Sex, drugs and Martha Stewart
Posted by The Fallen on January 10, 2002
In Reply to: Dropped H's posted by Alex on January 10, 2002
: : : : Dropping H's from the front of words is generally considered a 'no-no'. It caused me years of frustration in the UK where I searched in vain for the location of places like 'atfield, and scowered the dictionary looking for the word 'ump - as in "She got the 'ump because we were late."
: : : : Now that I am back on the other side of the pond, I am bothered by the word 'herb'. In American English it is considered proper to drop the 'H' from the front of the word. It is also dropped from the word herbage. And yet - and this is where it gets weird - it is not properly dropped from the words, 'herbaceous', 'herbal' or 'herbalist'.
: : : : Does anyone have any idea why the 'h' is dropped or why the inconsistency?
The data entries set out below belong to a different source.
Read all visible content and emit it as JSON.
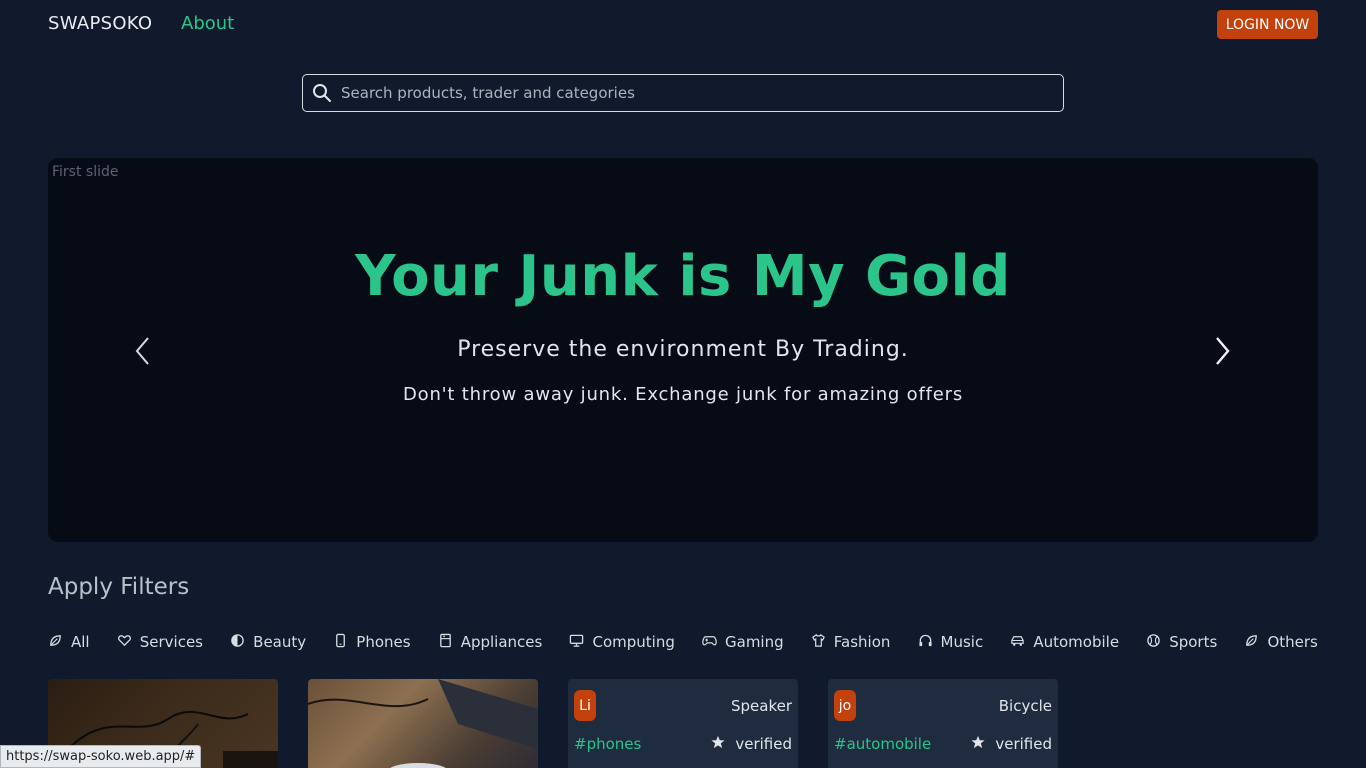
{
  "nav": {
    "brand": "SWAPSOKO",
    "about": "About",
    "login": "LOGIN NOW"
  },
  "search": {
    "placeholder": "Search products, trader and categories"
  },
  "carousel": {
    "alt": "First slide",
    "title": "Your Junk is My Gold",
    "subtitle": "Preserve the environment By Trading.",
    "description": "Don't throw away junk. Exchange junk for amazing offers"
  },
  "filters": {
    "title": "Apply Filters",
    "items": [
      {
        "label": "All",
        "icon": "leaf-icon"
      },
      {
        "label": "Services",
        "icon": "hand-heart-icon"
      },
      {
        "label": "Beauty",
        "icon": "contrast-icon"
      },
      {
        "label": "Phones",
        "icon": "phone-icon"
      },
      {
        "label": "Appliances",
        "icon": "appliance-icon"
      },
      {
        "label": "Computing",
        "icon": "monitor-icon"
      },
      {
        "label": "Gaming",
        "icon": "gamepad-icon"
      },
      {
        "label": "Fashion",
        "icon": "shirt-icon"
      },
      {
        "label": "Music",
        "icon": "headphones-icon"
      },
      {
        "label": "Automobile",
        "icon": "car-icon"
      },
      {
        "label": "Sports",
        "icon": "ball-icon"
      },
      {
        "label": "Others",
        "icon": "leaf-icon"
      }
    ]
  },
  "cards": [
    {
      "avatar": "Li",
      "name": "Speaker",
      "tag": "#phones",
      "status": "verified"
    },
    {
      "avatar": "jo",
      "name": "Bicycle",
      "tag": "#automobile",
      "status": "verified"
    }
  ],
  "status_url": "https://swap-soko.web.app/#",
  "colors": {
    "accent": "#2bc48a",
    "brand_orange": "#c2410c",
    "background": "#101a2c",
    "card": "#1f2b3e"
  }
}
I'm also interested to know whether there are any other words in American English that follow the same principle? I can't think of any.
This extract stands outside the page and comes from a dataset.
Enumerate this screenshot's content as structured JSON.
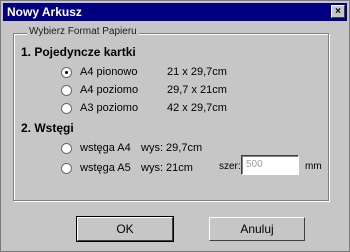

: : : It is not dropped from the pronunciation of the word herbicide, either. On the other hand, contrary to your observation, the beginning 'h' sound is often dropped from the word herbal, at least in my experience here in the midwestern U.S.
: The US being such a melee of cultural/linguistic
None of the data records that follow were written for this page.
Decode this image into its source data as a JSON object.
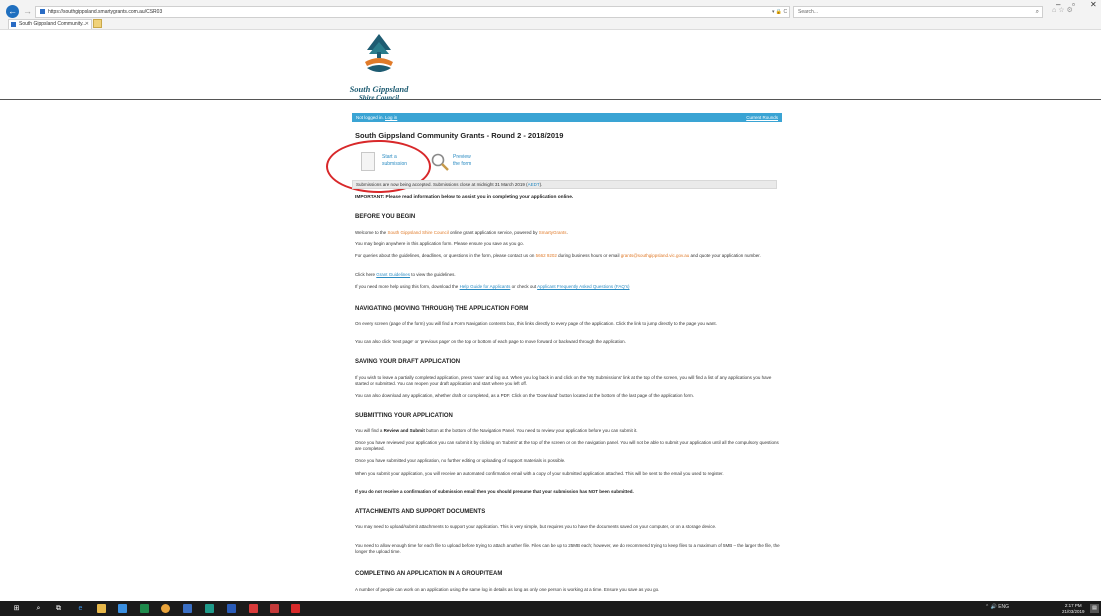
{
  "browser": {
    "url": "https://southgippsland.smartygrants.com.au/CSR03",
    "url_actions": "▾ 🔒 C",
    "search_placeholder": "Search...",
    "tab_title": "South Gippsland Community..."
  },
  "logo": {
    "line1": "South Gippsland",
    "line2": "Shire Council"
  },
  "status_bar": {
    "logged_text": "Not logged in.",
    "login_link": "Log in",
    "right_link": "Current Rounds"
  },
  "page_title": "South Gippsland Community Grants - Round 2 - 2018/2019",
  "actions": {
    "start_line1": "Start a",
    "start_line2": "submission",
    "preview_line1": "Preview",
    "preview_line2": "the form"
  },
  "notice": {
    "text": "Submissions are now being accepted. Submissions close at midnight 31 March 2019 (",
    "tz": "AEDT",
    "close": ")."
  },
  "important": "IMPORTANT: Please read information below to assist you in completing your application online.",
  "sections": {
    "before": {
      "heading": "BEFORE YOU BEGIN",
      "p1_a": "Welcome to the ",
      "p1_council": "South Gippsland Shire Council",
      "p1_b": " online grant application service, powered by ",
      "p1_smarty": "SmartyGrants",
      "p1_c": ".",
      "p2": "You may begin anywhere in this application form. Please ensure you save as you go.",
      "p3_a": "For queries about the guidelines, deadlines, or questions in the form, please contact us on ",
      "p3_phone": "5662 9202",
      "p3_b": " during business hours or email ",
      "p3_email": "grants@southgippsland.vic.gov.au",
      "p3_c": " and quote your application number.",
      "p4_a": "Click here ",
      "p4_link": "Grant Guidelines",
      "p4_b": " to view the guidelines.",
      "p5_a": "If you need more help using this form, download the ",
      "p5_link1": "Help Guide for Applicants",
      "p5_b": " or check out ",
      "p5_link2": "Applicant Frequently Asked Questions (FAQ's)"
    },
    "navigating": {
      "heading": "NAVIGATING (MOVING THROUGH) THE APPLICATION FORM",
      "p1": "On every screen (page of the form) you will find a Form Navigation contents box, this links directly to every page of the application. Click the link to jump directly to the page you want.",
      "p2": "You can also click 'next page' or 'previous page' on the top or bottom of each page to move forward or backward through the application."
    },
    "saving": {
      "heading": "SAVING YOUR DRAFT APPLICATION",
      "p1": "If you wish to leave a partially completed application, press 'save' and log out. When you log back in and click on the 'My Submissions' link at the top of the screen, you will find a list of any applications you have started or submitted. You can reopen your draft application and start where you left off.",
      "p2": "You can also download any application, whether draft or completed, as a PDF. Click on the 'Download' button located at the bottom of the last page of the application form."
    },
    "submitting": {
      "heading": "SUBMITTING YOUR APPLICATION",
      "p1_a": "You will find a ",
      "p1_bold": "Review and Submit",
      "p1_b": " button at the bottom of the Navigation Panel. You need to review your application before you can submit it.",
      "p2": "Once you have reviewed your application you can submit it by clicking on 'Submit' at the top of the screen or on the navigation panel. You will not be able to submit your application until all the compulsory questions are completed.",
      "p3": "Once you have submitted your application, no further editing or uploading of support materials is possible.",
      "p4": "When you submit your application, you will receive an automated confirmation email with a copy of your submitted application attached. This will be sent to the email you used to register.",
      "p5": "If you do not receive a confirmation of submission email then you should presume that your submission has NOT been submitted."
    },
    "attachments": {
      "heading": "ATTACHMENTS AND SUPPORT DOCUMENTS",
      "p1": "You may need to upload/submit attachments to support your application. This is very simple, but requires you to have the documents saved on your computer, or on a storage device.",
      "p2": "You need to allow enough time for each file to upload before trying to attach another file. Files can be up to 25MB each; however, we do recommend trying to keep files to a maximum of 5MB – the larger the file, the longer the upload time."
    },
    "group": {
      "heading": "COMPLETING AN APPLICATION IN A GROUP/TEAM",
      "p1": "A number of people can work on an application using the same log in details as long as only one person is working at a time. Ensure you save as you go."
    }
  },
  "taskbar": {
    "tray": "⌃ 🔊 ENG",
    "time": "2:17 PM",
    "date": "21/03/2019"
  },
  "colors": {
    "status_bar": "#3aa4d4",
    "link": "#2a8bc2",
    "orange": "#e07b2a",
    "highlight": "#d8282a",
    "logo_text": "#1e5c72"
  }
}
influences, I wouldn't be surprised if this had something to do with the fact
that in some european languages 'h's are silent. E.g. in spanish, h's are silent,
and the english 'h' sound is denoted by a 'j'. e.g. 'hola' - pronounced ola, 'joder'
: Added to the ways h's and f's are almost interchangable at the start of words - 'hierro/fierro - iron , horno/forno - oven' - and we've got some serious confusion for non-natives!
ICoincidentally enough, I've also just come across aside the bizarre US "an 'erb" (but never 'Erbie Hancock or 'Erbie the lovebug). The only other occasion I have heard "'erb" used was by a Jamaican expatriate to refer to his private marijuana stash, but since it was Martha Stewart that I heard using the word with that dropped h pronunciation, and since she is apparently the bastion of all that is good and clean-living in the USA and not renowned for her Rastafarian tendencies, I doubt that she was looking for anything to fill her bong.
However, let's not forget thise mutually agreed silent English h's, as in honour, honest, and so on. To make matters worse, there's even the pseudo-quasi-semi-demi-hemi-silent h, as with "an historic occasion"... no wonder we're so good at confusing the Hell out of non-native speakers.
By the way, Alex, was "joder" the best example you could come up with? I almost blushed :)
- Sex, drugs and Martha Stewart Word Camel 01/10/02